Items from an interface collection:
▼

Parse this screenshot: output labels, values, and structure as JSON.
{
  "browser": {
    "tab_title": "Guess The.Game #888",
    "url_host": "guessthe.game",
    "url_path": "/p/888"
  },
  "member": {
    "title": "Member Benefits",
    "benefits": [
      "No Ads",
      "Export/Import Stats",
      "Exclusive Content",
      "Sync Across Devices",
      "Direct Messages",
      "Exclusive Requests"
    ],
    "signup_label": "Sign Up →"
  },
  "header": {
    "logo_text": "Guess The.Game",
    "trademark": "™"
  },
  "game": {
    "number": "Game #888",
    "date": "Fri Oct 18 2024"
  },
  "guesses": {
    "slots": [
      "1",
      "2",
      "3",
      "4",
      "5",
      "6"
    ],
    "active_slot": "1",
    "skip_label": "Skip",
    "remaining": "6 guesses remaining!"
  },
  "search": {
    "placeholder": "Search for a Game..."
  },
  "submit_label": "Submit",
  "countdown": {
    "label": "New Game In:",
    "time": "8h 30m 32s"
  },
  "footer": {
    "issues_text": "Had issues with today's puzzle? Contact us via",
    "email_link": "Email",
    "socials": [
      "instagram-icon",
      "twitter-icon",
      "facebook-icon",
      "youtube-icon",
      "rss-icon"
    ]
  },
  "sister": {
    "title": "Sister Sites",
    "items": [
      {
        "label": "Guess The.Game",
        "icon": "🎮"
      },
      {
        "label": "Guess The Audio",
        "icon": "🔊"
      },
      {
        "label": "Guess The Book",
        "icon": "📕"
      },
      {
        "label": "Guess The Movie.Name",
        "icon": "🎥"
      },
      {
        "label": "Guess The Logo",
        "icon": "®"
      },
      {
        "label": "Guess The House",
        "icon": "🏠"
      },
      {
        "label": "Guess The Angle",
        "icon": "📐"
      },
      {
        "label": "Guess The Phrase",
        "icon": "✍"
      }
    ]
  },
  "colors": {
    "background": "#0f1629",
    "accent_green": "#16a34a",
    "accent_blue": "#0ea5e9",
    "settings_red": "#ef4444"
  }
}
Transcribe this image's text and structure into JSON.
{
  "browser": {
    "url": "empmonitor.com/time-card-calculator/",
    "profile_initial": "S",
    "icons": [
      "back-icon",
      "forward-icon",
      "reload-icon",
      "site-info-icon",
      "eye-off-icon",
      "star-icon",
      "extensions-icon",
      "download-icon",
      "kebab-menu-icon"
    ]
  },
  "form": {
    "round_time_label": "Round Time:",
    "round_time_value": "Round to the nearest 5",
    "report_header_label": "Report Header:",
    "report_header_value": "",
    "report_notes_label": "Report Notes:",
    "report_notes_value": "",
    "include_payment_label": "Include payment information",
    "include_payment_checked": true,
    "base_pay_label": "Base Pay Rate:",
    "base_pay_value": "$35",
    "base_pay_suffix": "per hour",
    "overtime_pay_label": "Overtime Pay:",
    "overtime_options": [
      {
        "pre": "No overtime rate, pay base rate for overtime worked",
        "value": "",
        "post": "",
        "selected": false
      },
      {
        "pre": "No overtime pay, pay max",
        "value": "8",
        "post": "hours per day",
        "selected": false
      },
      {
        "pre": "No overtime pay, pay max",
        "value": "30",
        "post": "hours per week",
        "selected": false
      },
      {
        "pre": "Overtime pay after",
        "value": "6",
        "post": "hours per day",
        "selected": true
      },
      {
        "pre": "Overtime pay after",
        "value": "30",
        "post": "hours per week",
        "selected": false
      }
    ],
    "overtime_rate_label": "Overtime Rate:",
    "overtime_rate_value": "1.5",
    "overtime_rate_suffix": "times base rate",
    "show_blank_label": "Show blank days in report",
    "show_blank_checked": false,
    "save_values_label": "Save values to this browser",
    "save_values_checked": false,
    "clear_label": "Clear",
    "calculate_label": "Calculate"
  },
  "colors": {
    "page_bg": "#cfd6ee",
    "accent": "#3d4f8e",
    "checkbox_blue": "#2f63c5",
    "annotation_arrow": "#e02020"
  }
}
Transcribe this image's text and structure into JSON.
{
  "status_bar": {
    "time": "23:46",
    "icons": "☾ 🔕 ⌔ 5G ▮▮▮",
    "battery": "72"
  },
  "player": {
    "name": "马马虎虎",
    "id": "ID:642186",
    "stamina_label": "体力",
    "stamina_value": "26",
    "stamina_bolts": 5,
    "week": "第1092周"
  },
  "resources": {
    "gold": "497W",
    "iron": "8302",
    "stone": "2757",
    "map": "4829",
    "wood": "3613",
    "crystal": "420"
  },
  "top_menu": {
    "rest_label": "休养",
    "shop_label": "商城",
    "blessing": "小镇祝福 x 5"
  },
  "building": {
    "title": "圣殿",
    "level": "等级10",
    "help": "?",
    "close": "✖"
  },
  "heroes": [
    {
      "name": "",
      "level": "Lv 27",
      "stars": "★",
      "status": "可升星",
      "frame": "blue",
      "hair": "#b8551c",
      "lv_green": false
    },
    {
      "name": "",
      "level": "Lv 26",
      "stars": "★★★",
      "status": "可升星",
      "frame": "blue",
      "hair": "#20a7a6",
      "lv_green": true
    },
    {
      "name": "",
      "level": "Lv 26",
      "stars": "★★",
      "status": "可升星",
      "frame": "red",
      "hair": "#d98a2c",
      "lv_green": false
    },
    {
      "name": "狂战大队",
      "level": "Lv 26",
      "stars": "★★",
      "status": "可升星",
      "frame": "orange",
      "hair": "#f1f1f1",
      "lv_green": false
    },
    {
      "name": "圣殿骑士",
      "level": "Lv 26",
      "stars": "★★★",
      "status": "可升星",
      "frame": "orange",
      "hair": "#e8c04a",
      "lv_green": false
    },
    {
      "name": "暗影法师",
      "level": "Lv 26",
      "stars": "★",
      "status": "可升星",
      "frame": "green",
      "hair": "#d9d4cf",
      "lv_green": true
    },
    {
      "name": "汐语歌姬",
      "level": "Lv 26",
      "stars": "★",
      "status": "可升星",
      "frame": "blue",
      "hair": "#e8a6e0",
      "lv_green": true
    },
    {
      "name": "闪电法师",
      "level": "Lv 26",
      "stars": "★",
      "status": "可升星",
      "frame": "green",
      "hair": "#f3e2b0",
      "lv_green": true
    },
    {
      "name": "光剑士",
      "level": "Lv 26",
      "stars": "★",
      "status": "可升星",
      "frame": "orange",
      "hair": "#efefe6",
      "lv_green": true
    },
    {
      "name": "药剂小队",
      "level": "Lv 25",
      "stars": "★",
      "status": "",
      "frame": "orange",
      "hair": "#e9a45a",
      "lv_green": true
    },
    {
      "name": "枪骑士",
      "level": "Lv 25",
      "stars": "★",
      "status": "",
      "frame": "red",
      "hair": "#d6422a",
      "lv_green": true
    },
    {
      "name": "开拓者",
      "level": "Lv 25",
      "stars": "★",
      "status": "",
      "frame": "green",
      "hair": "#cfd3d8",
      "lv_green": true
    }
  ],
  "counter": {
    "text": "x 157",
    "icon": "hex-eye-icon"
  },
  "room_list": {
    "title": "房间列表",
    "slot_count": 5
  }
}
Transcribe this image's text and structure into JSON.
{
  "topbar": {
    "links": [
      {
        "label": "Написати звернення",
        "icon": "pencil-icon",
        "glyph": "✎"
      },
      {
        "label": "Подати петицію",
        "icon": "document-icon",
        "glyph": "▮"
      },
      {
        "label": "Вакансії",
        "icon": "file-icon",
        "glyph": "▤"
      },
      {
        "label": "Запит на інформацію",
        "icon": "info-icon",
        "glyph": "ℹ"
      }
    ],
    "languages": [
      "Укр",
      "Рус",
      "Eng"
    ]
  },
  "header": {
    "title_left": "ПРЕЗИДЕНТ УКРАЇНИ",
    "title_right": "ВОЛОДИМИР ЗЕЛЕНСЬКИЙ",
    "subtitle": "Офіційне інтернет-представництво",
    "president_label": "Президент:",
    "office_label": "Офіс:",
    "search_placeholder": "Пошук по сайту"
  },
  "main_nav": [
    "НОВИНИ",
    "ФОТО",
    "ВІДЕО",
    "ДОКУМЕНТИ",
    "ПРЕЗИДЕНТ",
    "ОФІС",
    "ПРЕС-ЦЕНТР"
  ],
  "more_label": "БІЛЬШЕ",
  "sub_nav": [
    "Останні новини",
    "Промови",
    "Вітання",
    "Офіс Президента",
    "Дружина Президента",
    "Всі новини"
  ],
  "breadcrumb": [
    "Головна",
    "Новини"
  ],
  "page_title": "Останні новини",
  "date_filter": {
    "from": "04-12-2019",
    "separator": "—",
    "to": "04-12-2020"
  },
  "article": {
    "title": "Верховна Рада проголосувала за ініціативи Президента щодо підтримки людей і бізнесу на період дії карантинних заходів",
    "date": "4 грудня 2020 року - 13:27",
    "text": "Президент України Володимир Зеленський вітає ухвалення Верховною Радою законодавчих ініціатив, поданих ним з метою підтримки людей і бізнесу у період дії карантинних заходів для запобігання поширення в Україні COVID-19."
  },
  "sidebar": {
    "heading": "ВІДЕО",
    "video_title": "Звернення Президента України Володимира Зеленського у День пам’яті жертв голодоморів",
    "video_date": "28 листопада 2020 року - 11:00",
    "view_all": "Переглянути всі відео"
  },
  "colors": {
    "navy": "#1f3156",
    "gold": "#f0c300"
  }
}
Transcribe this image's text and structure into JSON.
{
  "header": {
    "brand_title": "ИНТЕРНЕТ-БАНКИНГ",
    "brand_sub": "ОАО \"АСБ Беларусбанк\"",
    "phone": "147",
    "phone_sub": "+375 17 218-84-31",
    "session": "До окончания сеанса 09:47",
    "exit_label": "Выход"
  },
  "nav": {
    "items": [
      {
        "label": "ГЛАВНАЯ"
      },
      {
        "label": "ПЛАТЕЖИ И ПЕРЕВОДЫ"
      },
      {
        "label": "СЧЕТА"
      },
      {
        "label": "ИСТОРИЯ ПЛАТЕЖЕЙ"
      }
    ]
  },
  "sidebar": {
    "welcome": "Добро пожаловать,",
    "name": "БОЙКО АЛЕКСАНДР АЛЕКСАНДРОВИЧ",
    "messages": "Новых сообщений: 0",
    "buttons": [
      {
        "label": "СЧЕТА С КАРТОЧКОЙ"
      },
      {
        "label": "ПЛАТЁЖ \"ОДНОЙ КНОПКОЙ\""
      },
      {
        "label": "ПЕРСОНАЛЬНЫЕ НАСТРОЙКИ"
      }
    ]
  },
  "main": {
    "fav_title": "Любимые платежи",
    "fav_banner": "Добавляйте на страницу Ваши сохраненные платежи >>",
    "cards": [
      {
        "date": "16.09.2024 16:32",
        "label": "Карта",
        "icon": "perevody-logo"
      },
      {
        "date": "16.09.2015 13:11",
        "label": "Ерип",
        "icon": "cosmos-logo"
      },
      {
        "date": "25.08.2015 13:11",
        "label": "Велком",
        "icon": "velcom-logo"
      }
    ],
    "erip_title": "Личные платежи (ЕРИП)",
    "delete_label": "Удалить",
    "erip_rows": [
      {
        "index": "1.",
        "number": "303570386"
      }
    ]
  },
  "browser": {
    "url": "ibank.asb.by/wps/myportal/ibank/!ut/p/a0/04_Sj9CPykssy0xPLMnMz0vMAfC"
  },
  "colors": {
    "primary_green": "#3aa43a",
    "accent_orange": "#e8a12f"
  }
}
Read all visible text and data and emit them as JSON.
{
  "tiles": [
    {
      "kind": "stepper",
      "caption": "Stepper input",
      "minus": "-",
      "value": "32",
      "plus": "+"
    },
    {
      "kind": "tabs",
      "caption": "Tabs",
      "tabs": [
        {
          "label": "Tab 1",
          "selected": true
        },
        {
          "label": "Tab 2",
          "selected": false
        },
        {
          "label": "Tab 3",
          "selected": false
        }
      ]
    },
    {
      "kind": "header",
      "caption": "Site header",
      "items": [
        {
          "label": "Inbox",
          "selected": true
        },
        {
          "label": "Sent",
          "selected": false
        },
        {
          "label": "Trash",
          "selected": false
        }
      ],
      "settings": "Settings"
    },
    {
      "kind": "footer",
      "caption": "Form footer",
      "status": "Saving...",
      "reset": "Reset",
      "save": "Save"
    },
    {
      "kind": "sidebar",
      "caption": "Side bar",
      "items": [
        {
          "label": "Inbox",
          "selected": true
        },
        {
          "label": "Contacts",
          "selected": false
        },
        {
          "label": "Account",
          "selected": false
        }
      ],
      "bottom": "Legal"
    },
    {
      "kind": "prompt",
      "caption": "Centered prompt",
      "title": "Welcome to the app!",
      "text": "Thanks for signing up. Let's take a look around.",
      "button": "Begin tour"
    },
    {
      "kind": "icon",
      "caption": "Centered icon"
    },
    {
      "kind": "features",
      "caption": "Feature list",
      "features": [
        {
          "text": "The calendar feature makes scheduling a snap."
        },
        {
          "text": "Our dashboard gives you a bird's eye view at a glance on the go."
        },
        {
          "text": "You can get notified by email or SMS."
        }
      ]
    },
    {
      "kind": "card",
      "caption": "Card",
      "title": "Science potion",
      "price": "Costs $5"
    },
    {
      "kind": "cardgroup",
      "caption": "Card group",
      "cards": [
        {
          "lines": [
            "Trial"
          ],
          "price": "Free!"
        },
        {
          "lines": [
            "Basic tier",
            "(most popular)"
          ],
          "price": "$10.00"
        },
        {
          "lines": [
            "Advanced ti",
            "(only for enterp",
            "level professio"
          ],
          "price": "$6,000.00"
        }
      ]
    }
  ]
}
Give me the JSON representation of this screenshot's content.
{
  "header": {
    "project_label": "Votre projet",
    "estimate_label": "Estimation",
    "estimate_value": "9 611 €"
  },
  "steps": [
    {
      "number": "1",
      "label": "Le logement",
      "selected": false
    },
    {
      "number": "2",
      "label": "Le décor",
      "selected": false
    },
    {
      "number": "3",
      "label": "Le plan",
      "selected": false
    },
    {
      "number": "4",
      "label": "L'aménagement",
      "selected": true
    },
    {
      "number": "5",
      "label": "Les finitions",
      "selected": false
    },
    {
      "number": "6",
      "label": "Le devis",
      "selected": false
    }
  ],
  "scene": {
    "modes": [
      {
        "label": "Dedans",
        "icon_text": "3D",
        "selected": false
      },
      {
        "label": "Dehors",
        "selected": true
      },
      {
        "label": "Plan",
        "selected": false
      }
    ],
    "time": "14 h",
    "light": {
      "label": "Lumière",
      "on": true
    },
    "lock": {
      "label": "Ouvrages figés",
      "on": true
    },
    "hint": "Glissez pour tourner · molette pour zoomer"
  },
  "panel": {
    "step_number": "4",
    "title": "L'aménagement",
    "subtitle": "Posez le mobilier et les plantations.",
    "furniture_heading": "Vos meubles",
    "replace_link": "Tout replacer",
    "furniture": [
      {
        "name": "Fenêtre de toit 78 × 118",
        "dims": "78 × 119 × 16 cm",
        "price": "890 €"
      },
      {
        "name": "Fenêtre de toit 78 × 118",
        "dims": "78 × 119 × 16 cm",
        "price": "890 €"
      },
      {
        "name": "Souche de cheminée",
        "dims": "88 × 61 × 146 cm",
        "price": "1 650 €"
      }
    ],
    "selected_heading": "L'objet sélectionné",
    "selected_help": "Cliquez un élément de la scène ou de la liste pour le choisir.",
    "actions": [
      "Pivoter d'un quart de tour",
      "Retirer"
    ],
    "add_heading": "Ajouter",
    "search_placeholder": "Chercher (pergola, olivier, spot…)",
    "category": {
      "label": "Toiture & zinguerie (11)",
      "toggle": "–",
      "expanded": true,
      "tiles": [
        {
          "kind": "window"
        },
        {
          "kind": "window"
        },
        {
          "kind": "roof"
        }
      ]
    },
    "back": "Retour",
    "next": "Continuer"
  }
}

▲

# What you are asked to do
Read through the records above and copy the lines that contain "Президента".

# Answer space
    "Офіс Президента",
    "Дружина Президента",
    "title": "Верховна Рада проголосувала за ініціативи Президента щодо підтримки людей і бізнесу на період дії карантинних заходів",
    "video_title": "Звернення Президента України Володимира Зеленського у День пам’яті жертв голодоморів",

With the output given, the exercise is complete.